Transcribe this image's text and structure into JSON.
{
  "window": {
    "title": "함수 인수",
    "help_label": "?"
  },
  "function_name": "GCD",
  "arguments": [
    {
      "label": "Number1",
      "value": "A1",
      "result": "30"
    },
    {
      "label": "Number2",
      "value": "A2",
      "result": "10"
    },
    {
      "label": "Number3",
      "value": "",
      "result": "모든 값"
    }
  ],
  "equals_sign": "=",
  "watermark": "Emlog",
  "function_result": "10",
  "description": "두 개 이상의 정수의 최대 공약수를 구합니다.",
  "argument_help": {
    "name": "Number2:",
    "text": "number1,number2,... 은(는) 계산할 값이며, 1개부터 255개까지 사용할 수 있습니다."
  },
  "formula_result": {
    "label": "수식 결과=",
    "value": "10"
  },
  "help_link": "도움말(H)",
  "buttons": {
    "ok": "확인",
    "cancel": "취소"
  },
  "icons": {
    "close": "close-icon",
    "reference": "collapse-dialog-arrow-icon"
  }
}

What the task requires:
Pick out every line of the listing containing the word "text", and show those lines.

Solution to this problem:
Transcribe this image's text and structure into JSON.
    "text": "number1,number2,... 은(는) 계산할 값이며, 1개부터 255개까지 사용할 수 있습니다."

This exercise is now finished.